§ Task details:
In the entries below, find each line with the word "iconfont" and return it.

Dataset rows describing interfaces
● ● ●

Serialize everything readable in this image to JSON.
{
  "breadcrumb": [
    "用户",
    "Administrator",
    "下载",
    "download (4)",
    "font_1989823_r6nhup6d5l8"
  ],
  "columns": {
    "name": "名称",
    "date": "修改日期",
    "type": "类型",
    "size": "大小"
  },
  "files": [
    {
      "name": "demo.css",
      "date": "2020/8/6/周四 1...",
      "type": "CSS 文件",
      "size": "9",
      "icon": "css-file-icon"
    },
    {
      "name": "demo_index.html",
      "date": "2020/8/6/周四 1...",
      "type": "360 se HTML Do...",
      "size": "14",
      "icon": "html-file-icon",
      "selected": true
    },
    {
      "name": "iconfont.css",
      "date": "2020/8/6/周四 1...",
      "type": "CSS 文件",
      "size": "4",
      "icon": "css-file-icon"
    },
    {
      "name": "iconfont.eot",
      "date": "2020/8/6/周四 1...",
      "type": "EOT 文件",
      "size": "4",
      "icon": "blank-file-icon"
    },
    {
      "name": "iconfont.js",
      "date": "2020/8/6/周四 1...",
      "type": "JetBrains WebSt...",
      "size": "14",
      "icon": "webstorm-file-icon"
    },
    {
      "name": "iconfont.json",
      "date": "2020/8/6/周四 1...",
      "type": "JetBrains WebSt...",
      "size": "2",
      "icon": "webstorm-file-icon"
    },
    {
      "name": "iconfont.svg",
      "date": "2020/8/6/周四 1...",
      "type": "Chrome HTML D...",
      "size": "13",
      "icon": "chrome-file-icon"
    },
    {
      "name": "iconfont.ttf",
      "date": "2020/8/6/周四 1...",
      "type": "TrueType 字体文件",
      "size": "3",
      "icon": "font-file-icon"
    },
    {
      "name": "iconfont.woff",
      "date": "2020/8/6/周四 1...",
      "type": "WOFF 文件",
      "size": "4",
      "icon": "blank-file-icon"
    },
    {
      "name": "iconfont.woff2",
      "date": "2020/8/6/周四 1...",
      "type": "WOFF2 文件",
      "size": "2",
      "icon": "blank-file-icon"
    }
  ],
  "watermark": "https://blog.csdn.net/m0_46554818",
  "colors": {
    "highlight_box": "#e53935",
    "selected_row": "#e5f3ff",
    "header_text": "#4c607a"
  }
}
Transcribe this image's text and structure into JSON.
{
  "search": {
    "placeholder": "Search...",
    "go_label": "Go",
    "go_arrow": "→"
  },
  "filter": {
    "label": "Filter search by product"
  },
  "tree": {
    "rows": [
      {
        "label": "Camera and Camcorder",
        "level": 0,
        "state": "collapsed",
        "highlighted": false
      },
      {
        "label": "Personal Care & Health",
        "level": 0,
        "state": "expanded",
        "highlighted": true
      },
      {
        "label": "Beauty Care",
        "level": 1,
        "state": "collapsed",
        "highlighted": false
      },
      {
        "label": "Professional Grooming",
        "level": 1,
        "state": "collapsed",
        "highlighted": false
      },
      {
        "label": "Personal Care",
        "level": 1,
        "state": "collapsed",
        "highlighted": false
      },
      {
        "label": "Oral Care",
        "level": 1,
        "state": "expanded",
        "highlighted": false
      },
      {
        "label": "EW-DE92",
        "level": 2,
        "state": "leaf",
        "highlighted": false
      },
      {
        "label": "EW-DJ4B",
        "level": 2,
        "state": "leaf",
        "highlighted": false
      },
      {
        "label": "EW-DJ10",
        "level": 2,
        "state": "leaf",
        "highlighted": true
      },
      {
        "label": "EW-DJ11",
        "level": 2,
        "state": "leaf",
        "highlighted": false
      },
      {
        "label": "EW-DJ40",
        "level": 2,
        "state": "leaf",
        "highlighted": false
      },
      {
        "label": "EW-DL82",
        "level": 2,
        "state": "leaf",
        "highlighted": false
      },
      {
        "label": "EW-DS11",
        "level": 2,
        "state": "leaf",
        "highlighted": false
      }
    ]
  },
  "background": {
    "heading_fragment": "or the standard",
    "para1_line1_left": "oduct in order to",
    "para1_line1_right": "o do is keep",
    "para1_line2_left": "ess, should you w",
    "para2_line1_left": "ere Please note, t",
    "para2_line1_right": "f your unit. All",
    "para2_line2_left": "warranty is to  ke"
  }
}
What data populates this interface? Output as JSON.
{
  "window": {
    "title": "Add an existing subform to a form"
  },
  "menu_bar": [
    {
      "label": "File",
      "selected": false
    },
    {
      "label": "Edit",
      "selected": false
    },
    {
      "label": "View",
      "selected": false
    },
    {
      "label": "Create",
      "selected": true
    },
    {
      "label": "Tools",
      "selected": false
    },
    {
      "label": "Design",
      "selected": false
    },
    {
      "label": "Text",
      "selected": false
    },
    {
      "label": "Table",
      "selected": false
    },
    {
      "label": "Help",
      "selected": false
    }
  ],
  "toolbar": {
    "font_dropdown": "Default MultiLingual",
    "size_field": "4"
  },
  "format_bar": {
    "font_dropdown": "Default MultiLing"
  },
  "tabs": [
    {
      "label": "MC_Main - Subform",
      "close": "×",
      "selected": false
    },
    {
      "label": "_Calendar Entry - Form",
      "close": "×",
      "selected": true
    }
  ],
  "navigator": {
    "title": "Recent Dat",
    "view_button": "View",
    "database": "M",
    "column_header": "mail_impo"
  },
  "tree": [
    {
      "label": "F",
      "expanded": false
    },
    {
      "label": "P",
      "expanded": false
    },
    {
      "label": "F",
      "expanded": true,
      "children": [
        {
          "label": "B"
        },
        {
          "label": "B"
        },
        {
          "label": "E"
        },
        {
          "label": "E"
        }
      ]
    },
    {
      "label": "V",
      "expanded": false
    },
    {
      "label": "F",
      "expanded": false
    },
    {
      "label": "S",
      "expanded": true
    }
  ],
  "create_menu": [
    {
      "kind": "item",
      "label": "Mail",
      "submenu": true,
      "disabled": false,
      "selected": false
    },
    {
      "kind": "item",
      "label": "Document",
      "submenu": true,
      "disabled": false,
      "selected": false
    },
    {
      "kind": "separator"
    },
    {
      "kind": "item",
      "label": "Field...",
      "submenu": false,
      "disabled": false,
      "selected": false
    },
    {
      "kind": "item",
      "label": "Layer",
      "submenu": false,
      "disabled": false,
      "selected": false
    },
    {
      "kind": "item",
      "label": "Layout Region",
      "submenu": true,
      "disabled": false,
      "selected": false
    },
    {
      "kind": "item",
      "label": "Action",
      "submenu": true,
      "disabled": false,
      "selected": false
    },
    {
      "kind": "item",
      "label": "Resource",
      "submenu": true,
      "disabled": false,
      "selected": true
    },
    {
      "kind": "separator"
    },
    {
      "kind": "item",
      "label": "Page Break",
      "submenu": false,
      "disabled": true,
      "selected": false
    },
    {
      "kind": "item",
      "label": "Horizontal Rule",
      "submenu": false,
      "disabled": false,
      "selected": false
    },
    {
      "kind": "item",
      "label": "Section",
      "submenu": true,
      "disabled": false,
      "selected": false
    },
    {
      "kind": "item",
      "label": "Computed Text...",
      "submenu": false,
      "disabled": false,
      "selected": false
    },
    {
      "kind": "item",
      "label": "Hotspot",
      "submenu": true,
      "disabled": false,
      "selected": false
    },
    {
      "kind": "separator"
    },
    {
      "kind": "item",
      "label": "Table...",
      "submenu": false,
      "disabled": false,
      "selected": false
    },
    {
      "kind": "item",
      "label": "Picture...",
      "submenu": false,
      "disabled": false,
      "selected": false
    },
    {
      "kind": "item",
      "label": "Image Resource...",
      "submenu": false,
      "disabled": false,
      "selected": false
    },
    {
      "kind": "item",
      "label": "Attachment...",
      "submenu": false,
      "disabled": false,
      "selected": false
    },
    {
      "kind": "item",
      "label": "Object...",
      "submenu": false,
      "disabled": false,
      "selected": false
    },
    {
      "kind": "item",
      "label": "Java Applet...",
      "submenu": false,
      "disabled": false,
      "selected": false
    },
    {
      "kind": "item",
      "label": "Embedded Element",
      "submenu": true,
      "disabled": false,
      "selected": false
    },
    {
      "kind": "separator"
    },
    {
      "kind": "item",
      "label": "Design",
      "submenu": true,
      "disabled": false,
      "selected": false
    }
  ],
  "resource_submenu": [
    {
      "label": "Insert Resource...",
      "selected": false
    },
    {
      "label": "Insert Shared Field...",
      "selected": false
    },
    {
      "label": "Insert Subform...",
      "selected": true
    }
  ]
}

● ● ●

§ Output:
      "name": "iconfont.css",
      "name": "iconfont.eot",
      "name": "iconfont.js",
      "name": "iconfont.json",
      "name": "iconfont.svg",
      "name": "iconfont.ttf",
      "name": "iconfont.woff",
      "name": "iconfont.woff2",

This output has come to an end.